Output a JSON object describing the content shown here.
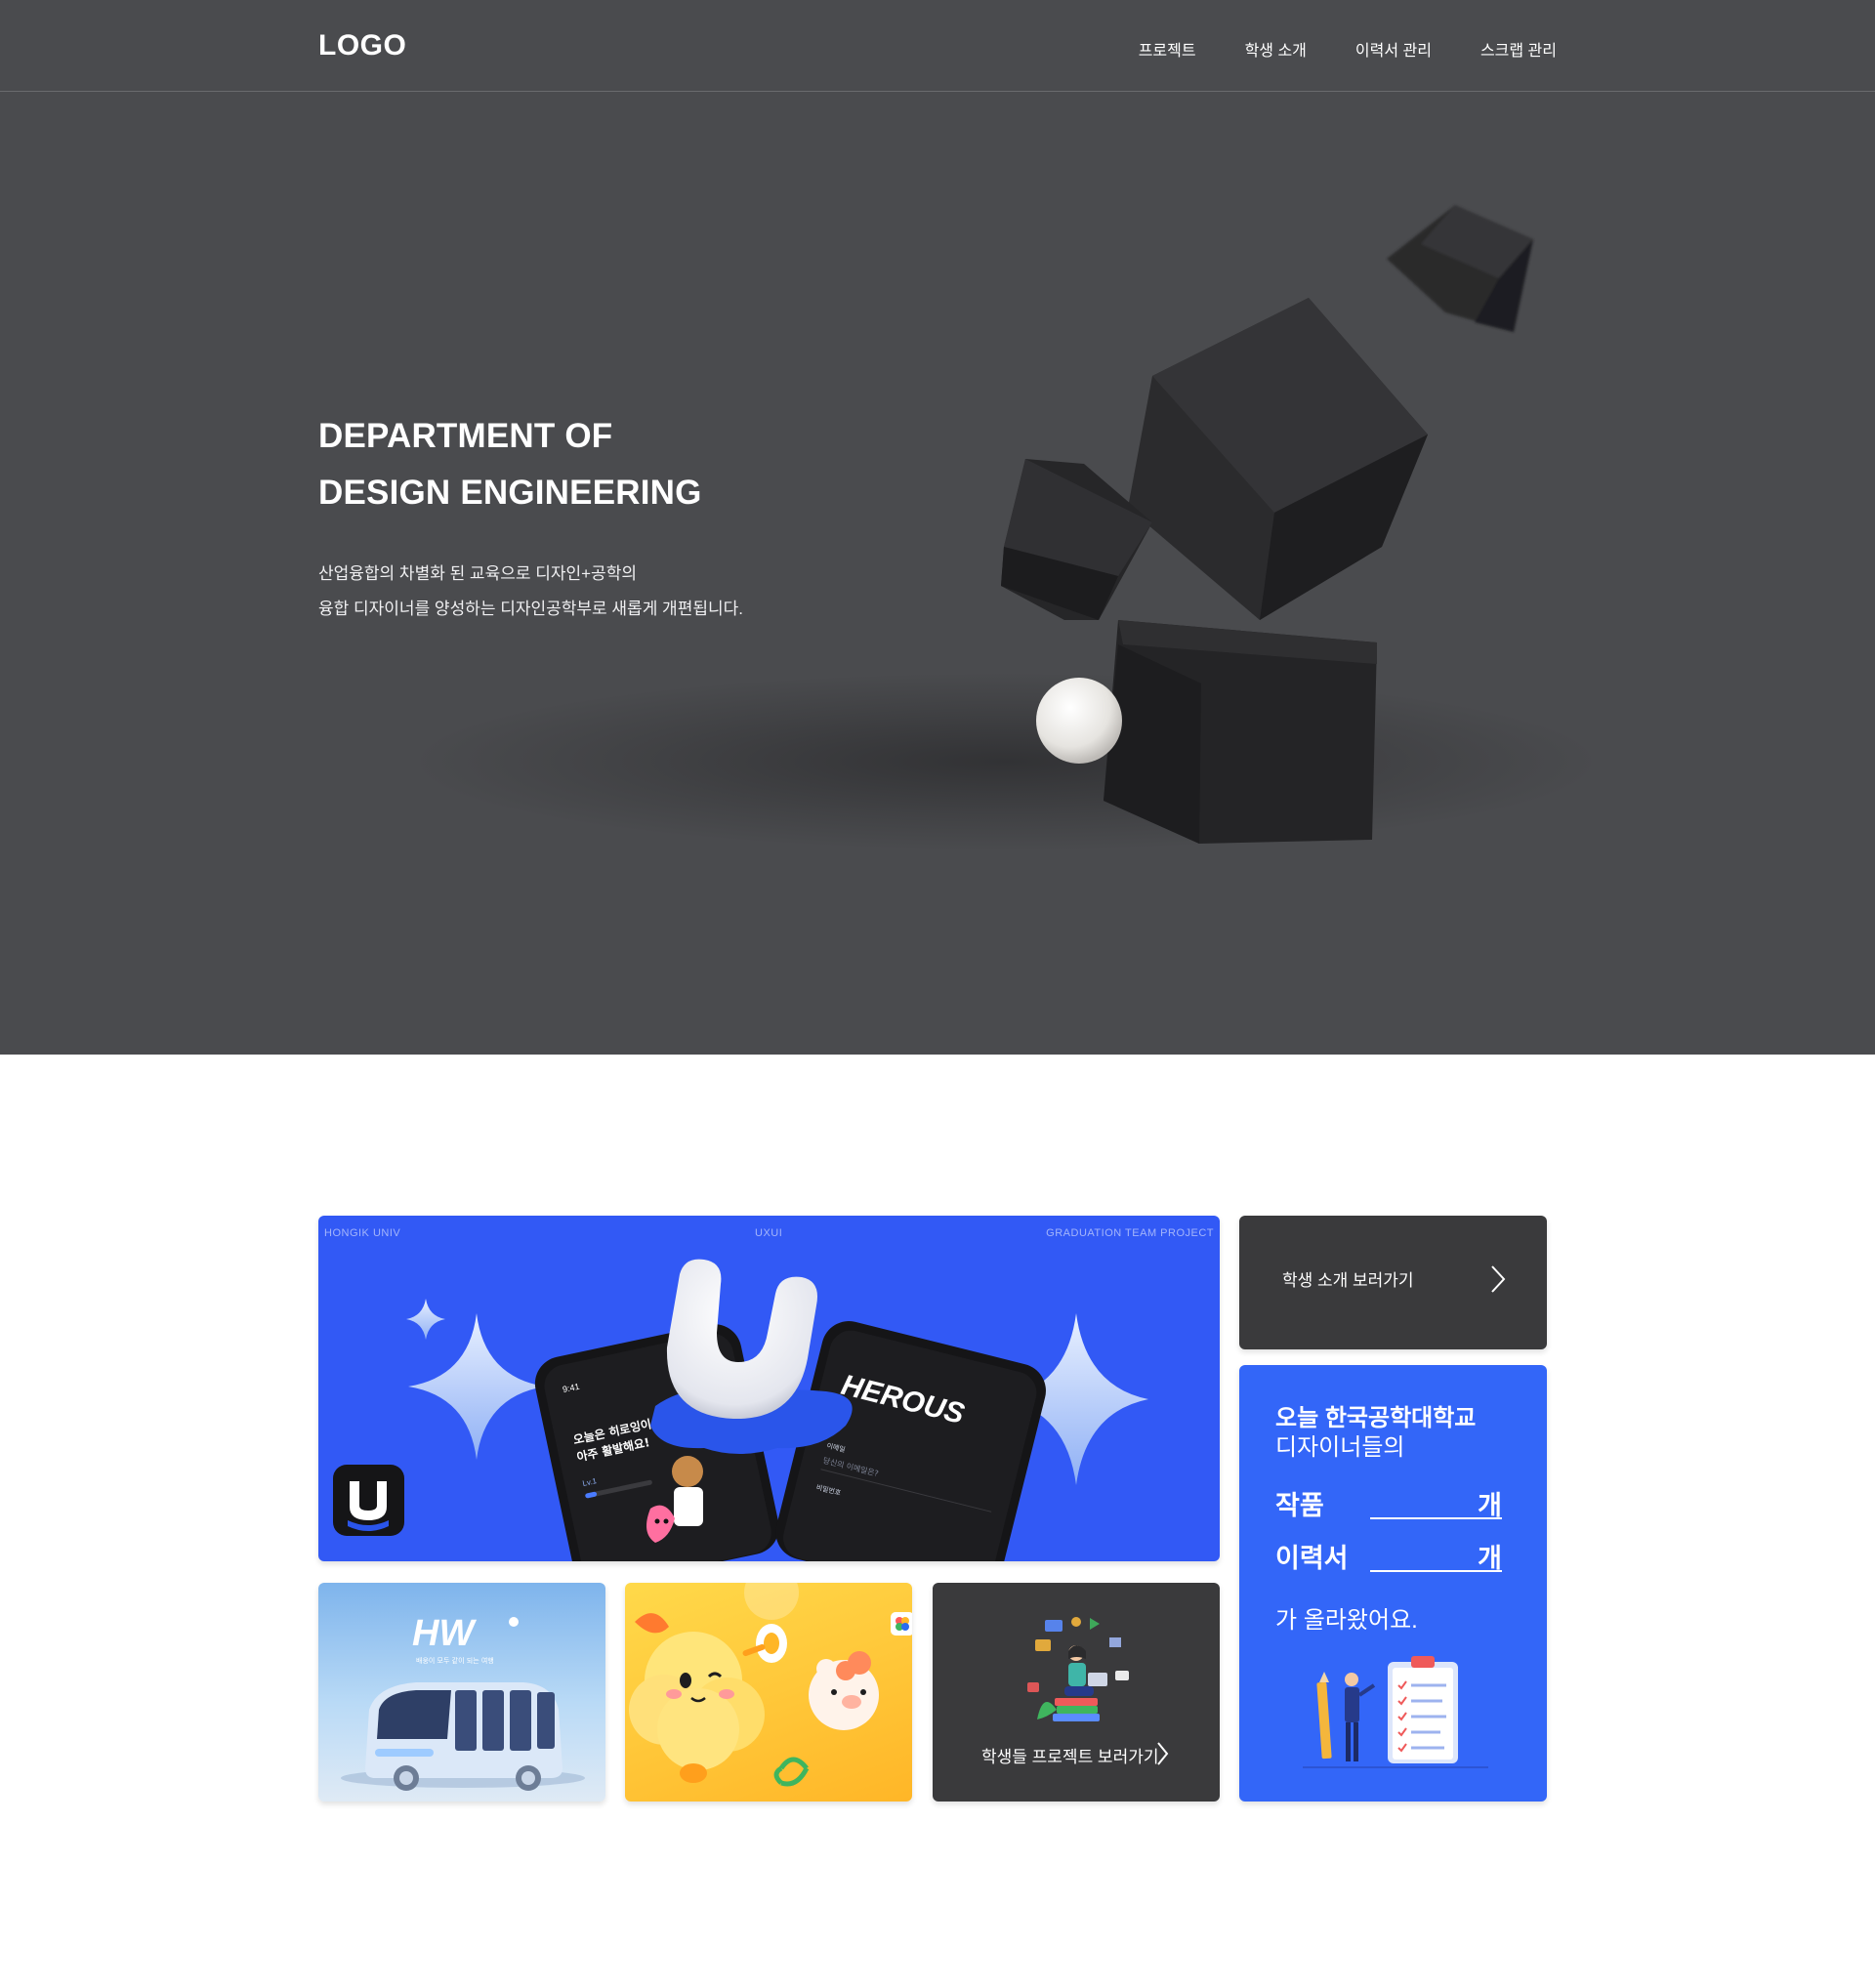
{
  "header": {
    "logo": "LOGO",
    "nav": [
      "프로젝트",
      "학생 소개",
      "이력서 관리",
      "스크랩 관리"
    ]
  },
  "hero": {
    "title_line1": "DEPARTMENT OF",
    "title_line2": "DESIGN ENGINEERING",
    "subtitle_line1": "산업융합의 차별화 된 교육으로 디자인+공학의",
    "subtitle_line2": "융합 디자이너를 양성하는 디자인공학부로 새롭게 개편됩니다."
  },
  "feature": {
    "caption_left": "HONGIK UNIV",
    "caption_center": "UXUI",
    "caption_right": "GRADUATION TEAM PROJECT",
    "phone_time": "9:41",
    "phone_text_line1": "오늘은 히로잉이",
    "phone_text_line2": "아주 활발해요!",
    "phone_level": "Lv.1",
    "brand_fragment": "HEROUS",
    "phone2_label1": "이메일",
    "phone2_hint1": "당신의 이메일은?",
    "phone2_label2": "비밀번호"
  },
  "students_button": {
    "label": "학생 소개 보러가기"
  },
  "stats": {
    "line1": "오늘 한국공학대학교",
    "line2": "디자이너들의",
    "works_label": "작품",
    "resumes_label": "이력서",
    "unit": "개",
    "line3": "가 올라왔어요."
  },
  "thumbs": {
    "hw_logo": "HW",
    "hw_caption": "배웅이 모두 같이 되는 여행",
    "projects_button_label": "학생들 프로젝트 보러가기"
  },
  "colors": {
    "hero_bg": "#4a4b4e",
    "accent_blue": "#3366f8",
    "dark_card": "#3a3a3c"
  }
}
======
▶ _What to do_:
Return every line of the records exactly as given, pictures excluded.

▶ _Response_:
Output a JSON object describing the content shown here.
{
  "header": {
    "logo": "LOGO",
    "nav": [
      "프로젝트",
      "학생 소개",
      "이력서 관리",
      "스크랩 관리"
    ]
  },
  "hero": {
    "title_line1": "DEPARTMENT OF",
    "title_line2": "DESIGN ENGINEERING",
    "subtitle_line1": "산업융합의 차별화 된 교육으로 디자인+공학의",
    "subtitle_line2": "융합 디자이너를 양성하는 디자인공학부로 새롭게 개편됩니다."
  },
  "feature": {
    "caption_left": "HONGIK UNIV",
    "caption_center": "UXUI",
    "caption_right": "GRADUATION TEAM PROJECT",
    "phone_time": "9:41",
    "phone_text_line1": "오늘은 히로잉이",
    "phone_text_line2": "아주 활발해요!",
    "phone_level": "Lv.1",
    "brand_fragment": "HEROUS",
    "phone2_label1": "이메일",
    "phone2_hint1": "당신의 이메일은?",
    "phone2_label2": "비밀번호"
  },
  "students_button": {
    "label": "학생 소개 보러가기"
  },
  "stats": {
    "line1": "오늘 한국공학대학교",
    "line2": "디자이너들의",
    "works_label": "작품",
    "resumes_label": "이력서",
    "unit": "개",
    "line3": "가 올라왔어요."
  },
  "thumbs": {
    "hw_logo": "HW",
    "hw_caption": "배웅이 모두 같이 되는 여행",
    "projects_button_label": "학생들 프로젝트 보러가기"
  },
  "colors": {
    "hero_bg": "#4a4b4e",
    "accent_blue": "#3366f8",
    "dark_card": "#3a3a3c"
  }
}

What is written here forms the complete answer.